The Italian solution is to set up a bad bank. A new special purpose entity — the bad bank — will buy bad loans from banks at a harsh discount (I read at 25% of face value written by people who don’t really know). The bad bank will be financed by tranches of debt. Payments on the senior tranch will be guaranteed by the state which will charge the banks for the banks share of CDS at the average rate for “bonds of the same rating”. This means that the fee will depend on the always reliable rating agencies.
This CDS is really provided at a modest discount. For three years it will be based on CDS on debt maturing in 3 years even though the bad bank’s debt will be rolled over.
The Italian finance minister Pier Carlo Padoan promises that the Italian state will make a (small) profit on the deal. I’ll believe it when I see it (and I am the world’s only TARP enthusiast).
Since the bad loans are on Banks’ balance sheets at face value, participating banks will have to admit they have less equity capital than they claimed. It is reasonably likely that at least some will have to issue new common stock (diluting the old stock) to satisfy capital adequacy requirements. Italian firms actually do this (I can’t remember the last time an already listed US firm issued new shares).

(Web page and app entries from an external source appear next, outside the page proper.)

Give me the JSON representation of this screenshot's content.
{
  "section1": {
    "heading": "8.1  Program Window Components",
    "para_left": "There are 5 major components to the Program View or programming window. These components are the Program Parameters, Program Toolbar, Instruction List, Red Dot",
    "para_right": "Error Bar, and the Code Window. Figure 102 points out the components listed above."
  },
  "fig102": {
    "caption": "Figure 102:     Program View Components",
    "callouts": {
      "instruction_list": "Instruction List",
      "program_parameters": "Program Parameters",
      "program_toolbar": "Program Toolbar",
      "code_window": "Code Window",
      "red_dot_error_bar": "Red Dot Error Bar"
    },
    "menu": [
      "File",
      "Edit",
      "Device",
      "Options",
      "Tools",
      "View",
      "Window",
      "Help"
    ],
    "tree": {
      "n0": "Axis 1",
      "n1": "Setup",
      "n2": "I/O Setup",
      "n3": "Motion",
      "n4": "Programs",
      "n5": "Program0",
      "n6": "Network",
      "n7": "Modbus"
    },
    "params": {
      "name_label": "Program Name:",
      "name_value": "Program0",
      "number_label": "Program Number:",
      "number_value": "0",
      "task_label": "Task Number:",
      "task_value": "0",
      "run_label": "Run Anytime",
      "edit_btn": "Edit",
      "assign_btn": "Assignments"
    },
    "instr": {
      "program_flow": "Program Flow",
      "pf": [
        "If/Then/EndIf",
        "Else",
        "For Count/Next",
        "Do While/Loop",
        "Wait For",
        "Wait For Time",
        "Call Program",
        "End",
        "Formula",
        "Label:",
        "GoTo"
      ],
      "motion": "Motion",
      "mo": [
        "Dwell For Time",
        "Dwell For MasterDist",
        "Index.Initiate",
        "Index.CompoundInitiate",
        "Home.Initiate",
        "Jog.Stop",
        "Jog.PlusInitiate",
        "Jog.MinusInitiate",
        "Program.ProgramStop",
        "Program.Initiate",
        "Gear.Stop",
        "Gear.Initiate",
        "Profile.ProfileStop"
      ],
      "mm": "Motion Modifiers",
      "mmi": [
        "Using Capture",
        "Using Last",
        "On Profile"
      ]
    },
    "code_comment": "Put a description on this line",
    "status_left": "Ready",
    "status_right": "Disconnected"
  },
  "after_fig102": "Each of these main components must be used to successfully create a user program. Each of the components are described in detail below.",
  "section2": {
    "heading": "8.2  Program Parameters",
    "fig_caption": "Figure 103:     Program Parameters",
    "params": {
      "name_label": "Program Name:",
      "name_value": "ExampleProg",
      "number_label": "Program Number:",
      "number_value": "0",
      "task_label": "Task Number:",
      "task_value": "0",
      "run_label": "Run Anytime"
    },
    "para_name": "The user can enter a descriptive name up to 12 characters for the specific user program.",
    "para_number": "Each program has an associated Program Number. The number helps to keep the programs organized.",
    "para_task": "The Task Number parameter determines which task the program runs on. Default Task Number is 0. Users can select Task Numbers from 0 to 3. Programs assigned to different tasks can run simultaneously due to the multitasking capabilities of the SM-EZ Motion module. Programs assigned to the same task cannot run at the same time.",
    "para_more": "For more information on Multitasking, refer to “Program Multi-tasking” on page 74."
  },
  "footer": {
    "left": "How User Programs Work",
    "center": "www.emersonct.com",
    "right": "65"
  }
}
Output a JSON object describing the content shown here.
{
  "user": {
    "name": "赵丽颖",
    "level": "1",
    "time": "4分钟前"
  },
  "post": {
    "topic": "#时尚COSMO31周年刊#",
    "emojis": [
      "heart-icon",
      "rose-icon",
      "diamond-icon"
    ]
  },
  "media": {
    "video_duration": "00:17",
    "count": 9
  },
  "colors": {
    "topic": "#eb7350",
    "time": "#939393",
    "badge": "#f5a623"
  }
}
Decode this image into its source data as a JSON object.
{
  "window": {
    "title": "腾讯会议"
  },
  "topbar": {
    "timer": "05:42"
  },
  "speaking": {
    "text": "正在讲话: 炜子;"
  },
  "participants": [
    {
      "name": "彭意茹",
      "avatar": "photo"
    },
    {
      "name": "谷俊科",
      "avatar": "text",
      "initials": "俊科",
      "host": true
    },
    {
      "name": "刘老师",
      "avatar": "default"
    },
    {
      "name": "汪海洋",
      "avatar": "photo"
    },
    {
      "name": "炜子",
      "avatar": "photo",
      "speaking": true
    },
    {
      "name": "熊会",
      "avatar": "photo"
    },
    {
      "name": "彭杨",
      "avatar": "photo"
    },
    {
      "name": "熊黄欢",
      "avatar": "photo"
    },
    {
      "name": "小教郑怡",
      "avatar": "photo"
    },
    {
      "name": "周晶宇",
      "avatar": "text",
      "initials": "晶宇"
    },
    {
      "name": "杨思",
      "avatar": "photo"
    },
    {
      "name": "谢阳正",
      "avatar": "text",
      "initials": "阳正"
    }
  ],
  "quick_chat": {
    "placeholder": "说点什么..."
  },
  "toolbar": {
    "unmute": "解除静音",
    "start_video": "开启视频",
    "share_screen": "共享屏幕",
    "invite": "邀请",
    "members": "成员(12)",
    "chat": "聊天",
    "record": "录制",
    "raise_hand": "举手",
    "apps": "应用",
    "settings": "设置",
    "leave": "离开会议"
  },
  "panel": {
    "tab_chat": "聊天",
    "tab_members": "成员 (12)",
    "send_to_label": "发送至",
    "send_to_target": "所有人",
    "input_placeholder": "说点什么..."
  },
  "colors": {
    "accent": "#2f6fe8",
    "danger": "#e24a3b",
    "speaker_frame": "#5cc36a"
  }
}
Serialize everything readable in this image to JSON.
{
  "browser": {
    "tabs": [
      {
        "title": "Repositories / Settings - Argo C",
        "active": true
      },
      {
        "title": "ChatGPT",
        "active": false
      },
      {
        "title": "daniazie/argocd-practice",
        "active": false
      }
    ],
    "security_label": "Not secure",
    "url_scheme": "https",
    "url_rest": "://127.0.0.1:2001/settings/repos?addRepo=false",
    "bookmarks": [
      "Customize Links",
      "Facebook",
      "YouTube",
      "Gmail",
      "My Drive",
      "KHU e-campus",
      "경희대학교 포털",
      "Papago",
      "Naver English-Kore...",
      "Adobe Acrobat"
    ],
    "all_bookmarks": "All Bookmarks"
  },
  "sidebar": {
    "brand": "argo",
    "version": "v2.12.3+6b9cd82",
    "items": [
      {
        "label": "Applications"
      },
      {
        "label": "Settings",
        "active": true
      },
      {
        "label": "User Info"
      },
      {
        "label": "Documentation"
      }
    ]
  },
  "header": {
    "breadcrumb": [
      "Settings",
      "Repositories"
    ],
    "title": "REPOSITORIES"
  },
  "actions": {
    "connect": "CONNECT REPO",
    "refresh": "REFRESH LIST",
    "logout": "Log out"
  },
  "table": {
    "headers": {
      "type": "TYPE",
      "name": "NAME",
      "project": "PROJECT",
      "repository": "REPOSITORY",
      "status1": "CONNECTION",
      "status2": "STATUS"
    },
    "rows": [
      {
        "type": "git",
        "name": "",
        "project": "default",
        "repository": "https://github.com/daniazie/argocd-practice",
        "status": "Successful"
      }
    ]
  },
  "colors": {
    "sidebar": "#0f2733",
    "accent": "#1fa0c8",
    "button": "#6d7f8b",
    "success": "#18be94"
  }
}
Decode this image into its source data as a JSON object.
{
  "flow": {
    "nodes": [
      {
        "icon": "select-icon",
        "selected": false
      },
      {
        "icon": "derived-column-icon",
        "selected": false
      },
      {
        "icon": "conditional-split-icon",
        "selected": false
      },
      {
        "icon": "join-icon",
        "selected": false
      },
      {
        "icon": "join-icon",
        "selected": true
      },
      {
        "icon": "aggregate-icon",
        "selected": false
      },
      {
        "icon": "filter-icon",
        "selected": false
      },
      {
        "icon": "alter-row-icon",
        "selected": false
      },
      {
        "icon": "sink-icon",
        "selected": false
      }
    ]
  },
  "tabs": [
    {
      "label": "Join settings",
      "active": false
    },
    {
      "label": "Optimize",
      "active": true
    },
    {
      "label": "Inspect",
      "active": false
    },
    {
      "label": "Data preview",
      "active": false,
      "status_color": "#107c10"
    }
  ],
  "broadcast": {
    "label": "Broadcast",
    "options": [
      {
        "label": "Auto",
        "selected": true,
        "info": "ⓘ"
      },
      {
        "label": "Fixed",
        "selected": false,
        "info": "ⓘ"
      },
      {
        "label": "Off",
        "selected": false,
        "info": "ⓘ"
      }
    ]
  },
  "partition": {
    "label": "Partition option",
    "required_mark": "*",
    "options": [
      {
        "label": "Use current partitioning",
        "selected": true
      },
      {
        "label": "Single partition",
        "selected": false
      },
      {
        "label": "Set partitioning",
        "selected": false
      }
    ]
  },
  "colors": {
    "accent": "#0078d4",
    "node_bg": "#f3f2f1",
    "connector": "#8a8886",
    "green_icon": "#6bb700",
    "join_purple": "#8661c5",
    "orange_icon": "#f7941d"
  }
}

I was always a fan of the proposal to set up a bad bank to hold toxic US residential mortgage backed securities, so I feel a bit of responsibility for the Italian Bad Bank.